Thursday, April 02, 2015


Supreme Court Refuses to Hear First Amendment Case Challenging School Ban on American Flag Shirts

In an order issued today without comment or explanation, the U.S. Supreme Court declined to hear a high-profile First Amendment case challenging a California school district which banned several students from wearing shirts bearing the image of the American flag.

The case originated in 2010 when the Morgan Hill Unified School District forbid several students from wearing American flag-themed shirts on Cinco de Mayo over fears that their attire would spark racial violence between white and Hispanic students. School officials told the offending students to either turn their shirts inside out or go home. The students went home and subsequently filed a legal challenge alleging that the First Amendment had been violated because the school allowed a "heckler's veto" to trump their rights to peaceful free expression.
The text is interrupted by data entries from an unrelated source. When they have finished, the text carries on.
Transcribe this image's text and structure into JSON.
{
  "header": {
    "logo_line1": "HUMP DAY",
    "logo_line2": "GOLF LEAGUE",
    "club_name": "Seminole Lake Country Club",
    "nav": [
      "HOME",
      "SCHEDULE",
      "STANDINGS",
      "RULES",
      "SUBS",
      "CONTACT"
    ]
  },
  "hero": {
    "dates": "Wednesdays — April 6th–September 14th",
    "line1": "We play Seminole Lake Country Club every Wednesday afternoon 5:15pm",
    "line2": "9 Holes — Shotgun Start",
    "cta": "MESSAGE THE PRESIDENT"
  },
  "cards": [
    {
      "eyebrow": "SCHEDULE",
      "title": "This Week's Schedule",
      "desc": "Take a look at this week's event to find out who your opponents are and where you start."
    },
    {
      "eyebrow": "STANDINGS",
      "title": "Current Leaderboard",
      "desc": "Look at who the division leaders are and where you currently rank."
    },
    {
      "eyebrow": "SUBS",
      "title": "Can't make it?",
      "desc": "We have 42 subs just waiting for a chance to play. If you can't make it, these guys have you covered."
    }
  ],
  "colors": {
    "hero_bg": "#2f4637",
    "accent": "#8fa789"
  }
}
In February 2014, those students lost at the U.S. Court of Appeals for the 9th Circuit. "School officials anticipated violence or substantial disruption of or material interference with school activities, and their response was tailored to the circumstances," the 9th Circuit declared in Dariano v. Morgan Hill Unified School District. "As a consequence, we conclude that school officials did not violate the students' rights to freedom of expression."

Notably, the 9th Circuit claimed that its ruling should be distinguished from the U.S. Supreme Court's landmark 1976 precedent in Tinker v. Des Moines Independent Community School District, in which the Court invalidated the suspension of three public school students for wearing black armbands in silent protest of the Vietnam War. According to the Supreme Court in Tinker, while school officials may have based their actions "upon their fear of a disturbance from the wearing of the armband... in our system, undifferentiated fears or apprehension of disturbance is not enough to overcome the right to freedom of expression."

To say the least, the 9th Circuit's judgement in Dariano would appear to be in conflict with the central free speech holding of Tinker. In fact, none other than Mary Beth Tinker and John Tinker, two of the original plaintiffs from that 1976 case, filed a friend of the court brief supporting the students against the Morgan Hill Unified School District in their appeal to the U.S. Supreme Court.

"If students learn that threatening speakers is an effective way to suppress speech," the Tinkers told SCOTUS, "this will produce more threats, and more suppression of a wide range of other speech. And beyond this, even peaceful students will learn that free speech must yield whenever its opponents are willing to threaten violence—a message antithetical to all things this Court has tried to convey about the First Amendment."

Yet despite these strong free speech arguments, and despite the 9th Circuit's questionable adherence to First Amendment precedent, the U.S. Supreme Court declined to hear the case. Today's order leaves the 9th Circuit's decision in place.

SOURCE

11 comments:

Anonymous said...

What has to happen now is that students have to raise a ruckus and disrupt the school on days when other people where flags on their shirts.

Shame on the 9th Circuit and the SCOTUS for not realizing that this case was not about the wearing of flags selective censorship by the government which has long held to be unConstitutional.

Anonymous said...

The Ninth Circuit Court has a long history of being wrong !

stinky said...

The suppression of free speech was for convenience, to avoid "disruption."

But they're too cowardly to even admit it.

(And I suppose we don;t even need to ask why an American flag would interfere with a Mexican celebration of a victory over the French, eh?)

President Not Sure said...

Pretty soon it will be law for all white people to just hand out large sums of cash to random minorities on the street, lest they resort to violence and start killing people.. We cant have that..

Bird of Paradise said...

Soon they'll replace the 4th of July with Cino Demayo or Earth Day

Anonymous said...

The people wearing the shirts are not even the ones expected to cause "disruption". They were expecting others who were offended by our flag to cause the problem. How about dealing with the actual"disrupters"? Of course, the educrats are ashmed of America anyway so none of this is surprising.

Anonymous said...

Tell the Mexicans to assimilate or emigrate back home. Time to enforce that there is only one national language and that is English. Want to end up like Canada and split the country with the Frog's?

Anthony Billings said...

This year on Cinco de Mayo there should be hundreds of U.S. flags on display throughout the school, every school.

Flu-Bird said...

Since when did the notorius 9th circutt court slip some of its robed monkeys into the supreum court? perhaps its Eric the Dread?

Anonymous said...

Do the schools fly the US flag on cinco de mayo? If they do, they have no right to limit the students.

slinky said...

I like Cinco de Mayo. Margaritas and nachos, baby. Get drunk and don't give a funk.